But there is also the joy of being a stranger. In a foreign land, in foreignness, you can hide, forget, get away from yourself, and find yourself anew.
The joy of foreignness is just as bright as its bitterness is bitter. The joy of the Japanese paper that flaunts the face so festively; the joy of a new land, the discoverer's joy of blue and yellow, water and sun, shading that same face. The joy of an overseas vacation, of a yellow hat, dark sunglasses---with a patch of polka dots, a childhood memory: the sea, a bucket, the sand, a tiny dress. And all of a sudden, amidst the torn fragments of colorful paper, on the same face there's a thread, some foreign stamps, a bottle cap from imported beer. "In a black glass bottle from imported beer..." This song sounded comfortable in a familiar, predictable world, where we weren't responsible for anything; the cap hangs on its thread fearsomely, like a scab torn from the face, a cap from an utterly, irreversibly foreign bottle.
Somewhere is a place whose flesh we are torn out of, like buttons hanging on the thread of fate.
Time and history don't end with the cataclysms of the last decades in Russia or even all of Russian history.

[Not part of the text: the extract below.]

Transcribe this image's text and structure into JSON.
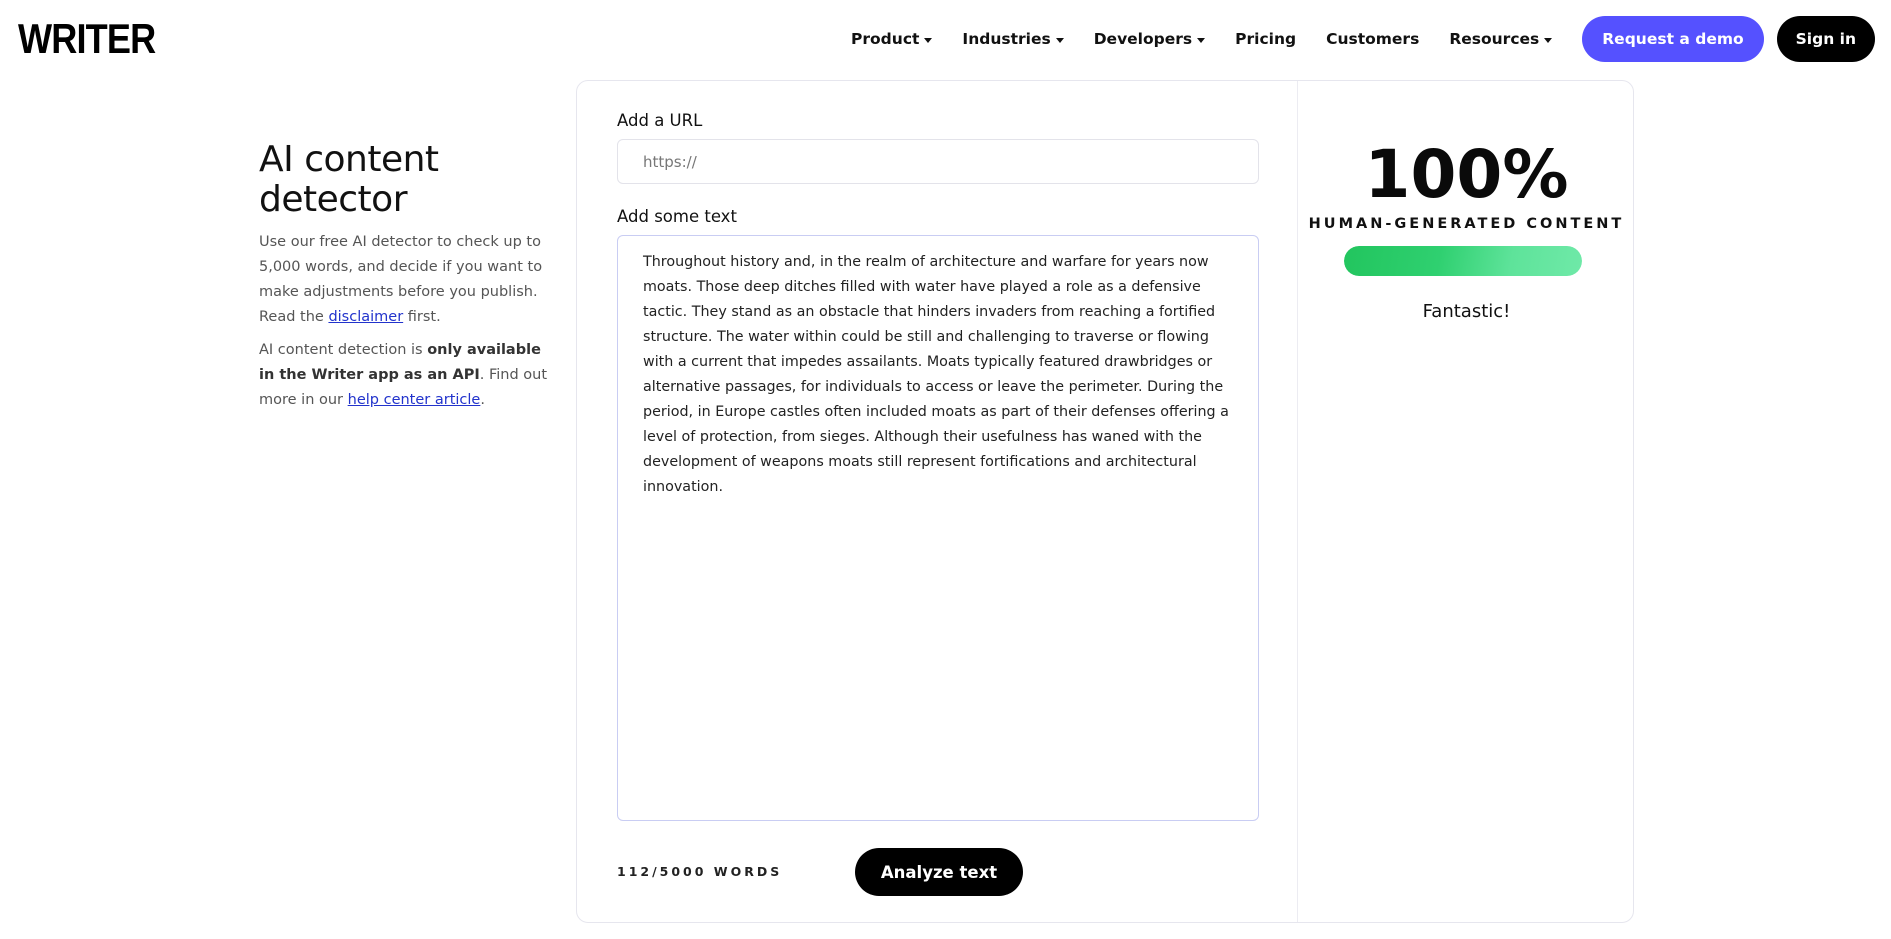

In a pencil self-portrait with a wrapped-up face, we discern Rembrandt with a bandaged face, a face which was always so unsettling when it stared from the page or from a museum wall: is he sick? Is he deaf? Sick, deaf, lost: no true artist has a cloudless biography, they're all wrapped up in shreds of their fractured lives, ruptured time, disintegrating space.

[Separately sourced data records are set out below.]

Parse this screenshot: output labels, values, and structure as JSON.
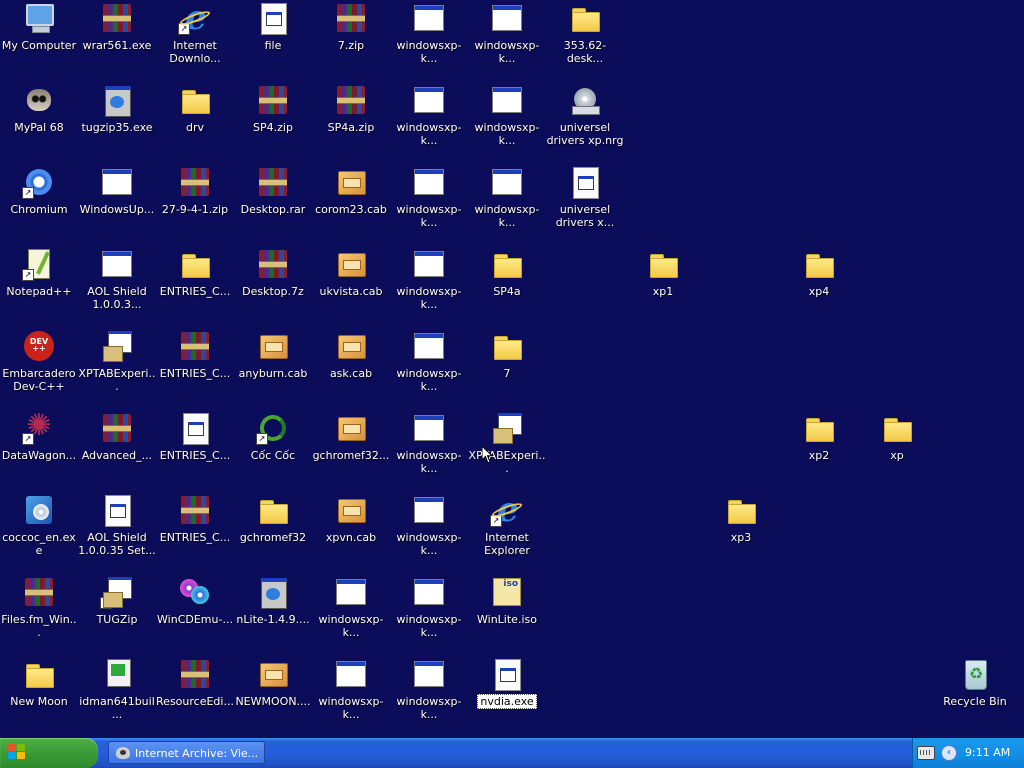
{
  "desktop": {
    "icons": [
      {
        "label": "My Computer",
        "icon": "computer-icon"
      },
      {
        "label": "wrar561.exe",
        "icon": "winrar-icon"
      },
      {
        "label": "Internet Downlo...",
        "icon": "idm-icon"
      },
      {
        "label": "file",
        "icon": "exe-icon"
      },
      {
        "label": "7.zip",
        "icon": "winrar-icon"
      },
      {
        "label": "windowsxp-k...",
        "icon": "window-app-icon"
      },
      {
        "label": "windowsxp-k...",
        "icon": "window-app-icon"
      },
      {
        "label": "353.62-desk...",
        "icon": "folder-icon"
      },
      {
        "label": "MyPal 68",
        "icon": "raccoon-icon"
      },
      {
        "label": "tugzip35.exe",
        "icon": "tugzip-icon"
      },
      {
        "label": "drv",
        "icon": "folder-icon"
      },
      {
        "label": "SP4.zip",
        "icon": "winrar-icon"
      },
      {
        "label": "SP4a.zip",
        "icon": "winrar-icon"
      },
      {
        "label": "windowsxp-k...",
        "icon": "window-app-icon"
      },
      {
        "label": "windowsxp-k...",
        "icon": "window-app-icon"
      },
      {
        "label": "universel drivers xp.nrg",
        "icon": "disc-image-icon"
      },
      {
        "label": "Chromium",
        "icon": "chromium-icon"
      },
      {
        "label": "WindowsUp...",
        "icon": "window-app-icon"
      },
      {
        "label": "27-9-4-1.zip",
        "icon": "winrar-icon"
      },
      {
        "label": "Desktop.rar",
        "icon": "winrar-icon"
      },
      {
        "label": "corom23.cab",
        "icon": "cabinet-icon"
      },
      {
        "label": "windowsxp-k...",
        "icon": "window-app-icon"
      },
      {
        "label": "windowsxp-k...",
        "icon": "window-app-icon"
      },
      {
        "label": "universel drivers x...",
        "icon": "exe-icon"
      },
      {
        "label": "Notepad++",
        "icon": "notepad-plus-icon"
      },
      {
        "label": "AOL Shield 1.0.0.3...",
        "icon": "window-app-icon"
      },
      {
        "label": "ENTRIES_C...",
        "icon": "folder-icon"
      },
      {
        "label": "Desktop.7z",
        "icon": "winrar-icon"
      },
      {
        "label": "ukvista.cab",
        "icon": "cabinet-icon"
      },
      {
        "label": "windowsxp-k...",
        "icon": "window-app-icon"
      },
      {
        "label": "SP4a",
        "icon": "folder-icon"
      },
      {
        "label": "xp1",
        "icon": "folder-icon"
      },
      {
        "label": "xp4",
        "icon": "folder-icon"
      },
      {
        "label": "Embarcadero Dev-C++",
        "icon": "devcpp-icon"
      },
      {
        "label": "XPTABExperi...",
        "icon": "setup-icon"
      },
      {
        "label": "ENTRIES_C...",
        "icon": "winrar-icon"
      },
      {
        "label": "anyburn.cab",
        "icon": "cabinet-icon"
      },
      {
        "label": "ask.cab",
        "icon": "cabinet-icon"
      },
      {
        "label": "windowsxp-k...",
        "icon": "window-app-icon"
      },
      {
        "label": "7",
        "icon": "folder-icon"
      },
      {
        "label": "DataWagon...",
        "icon": "datawagon-icon"
      },
      {
        "label": "Advanced_...",
        "icon": "winrar-icon"
      },
      {
        "label": "ENTRIES_C...",
        "icon": "exe-icon"
      },
      {
        "label": "Cốc Cốc",
        "icon": "coccoc-icon"
      },
      {
        "label": "gchromef32...",
        "icon": "cabinet-icon"
      },
      {
        "label": "windowsxp-k...",
        "icon": "window-app-icon"
      },
      {
        "label": "XPTABExperi...",
        "icon": "setup-icon"
      },
      {
        "label": "xp2",
        "icon": "folder-icon"
      },
      {
        "label": "xp",
        "icon": "folder-icon"
      },
      {
        "label": "coccoc_en.exe",
        "icon": "coccoc-setup-icon"
      },
      {
        "label": "AOL Shield 1.0.0.35 Set...",
        "icon": "exe-icon"
      },
      {
        "label": "ENTRIES_C...",
        "icon": "winrar-icon"
      },
      {
        "label": "gchromef32",
        "icon": "folder-icon"
      },
      {
        "label": "xpvn.cab",
        "icon": "cabinet-icon"
      },
      {
        "label": "windowsxp-k...",
        "icon": "window-app-icon"
      },
      {
        "label": "Internet Explorer",
        "icon": "internet-explorer-icon"
      },
      {
        "label": "xp3",
        "icon": "folder-icon"
      },
      {
        "label": "Files.fm_Win...",
        "icon": "winrar-icon"
      },
      {
        "label": "TUGZip",
        "icon": "setup-icon"
      },
      {
        "label": "WinCDEmu-...",
        "icon": "wincdemu-icon"
      },
      {
        "label": "nLite-1.4.9....",
        "icon": "tugzip-icon"
      },
      {
        "label": "windowsxp-k...",
        "icon": "window-app-icon"
      },
      {
        "label": "windowsxp-k...",
        "icon": "window-app-icon"
      },
      {
        "label": "WinLite.iso",
        "icon": "iso-icon"
      },
      {
        "label": "New Moon",
        "icon": "folder-icon"
      },
      {
        "label": "idman641buil...",
        "icon": "idman-setup-icon"
      },
      {
        "label": "ResourceEdi...",
        "icon": "winrar-icon"
      },
      {
        "label": "NEWMOON....",
        "icon": "cabinet-icon"
      },
      {
        "label": "windowsxp-k...",
        "icon": "window-app-icon"
      },
      {
        "label": "windowsxp-k...",
        "icon": "window-app-icon"
      },
      {
        "label": "nvdia.exe",
        "icon": "exe-icon"
      },
      {
        "label": "Recycle Bin",
        "icon": "recycle-bin-icon"
      }
    ]
  },
  "taskbar": {
    "task_item_label": "Internet Archive: Vie...",
    "clock": "9:11 AM",
    "colors": {
      "start": "#3a9a37",
      "bar": "#245edb",
      "tray": "#1290e8"
    }
  }
}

So other masks disintegrate, sprawl apart: black and white, with bewilderment and fear in their wide-open eyes. Another millimeter, and these eyes will burst open, dripping; their radiance will turn to tears.
Colors don't clear up the essence here, they muddle it. They change the face until it's barely recognizable, surrounding it with more and more distant associations. Azure eyes? Bright red cheeks and lips? Golden hair? It's saccharine in an almost Renoiresque way, as if dripping with venom. What is this: a quotation in the postmodern manner? A deconstructivist's dry laugh? No, she's simply trying to look in that particular way at herself, and thus also at time and space, as seen right now. And another face, a sharp oval over a thousand thin lines: the pencil drawings of the old masters, with their soft, noble lines, suddenly gone over with a marker.
"Masks and Hats" is an unexpected turn in Maria Kazanskaya's art. As a painter she's restless; it's not in her nature to find a single device, a straight path to walk along calmly, perfecting the details. After a dramatic turn like this, it would be hard to go back to the idyllic series of portraits of her little son Nikita, of trees, water and rocks, in which the harmony or anxieties of the world are portrayed precisely, but not with blood, not with a wriggling lure on a hook. How can you go back when your face is hooked, held prisoner by hats, jerky lines, streaks and explosions of color? It doesn't have anywhere left to hide. It burns and ripples, reflects and is reflected. It's hard to imagine such a self-portrait in a Carmel gallery. It's even harder to understand one of them without looking at the others, because this new series of Maria Kazanskaya's works speaks also about the way time distorts our guises, about the way space multplies them, and about the way that the face nevertheless remains, in any guise, itself.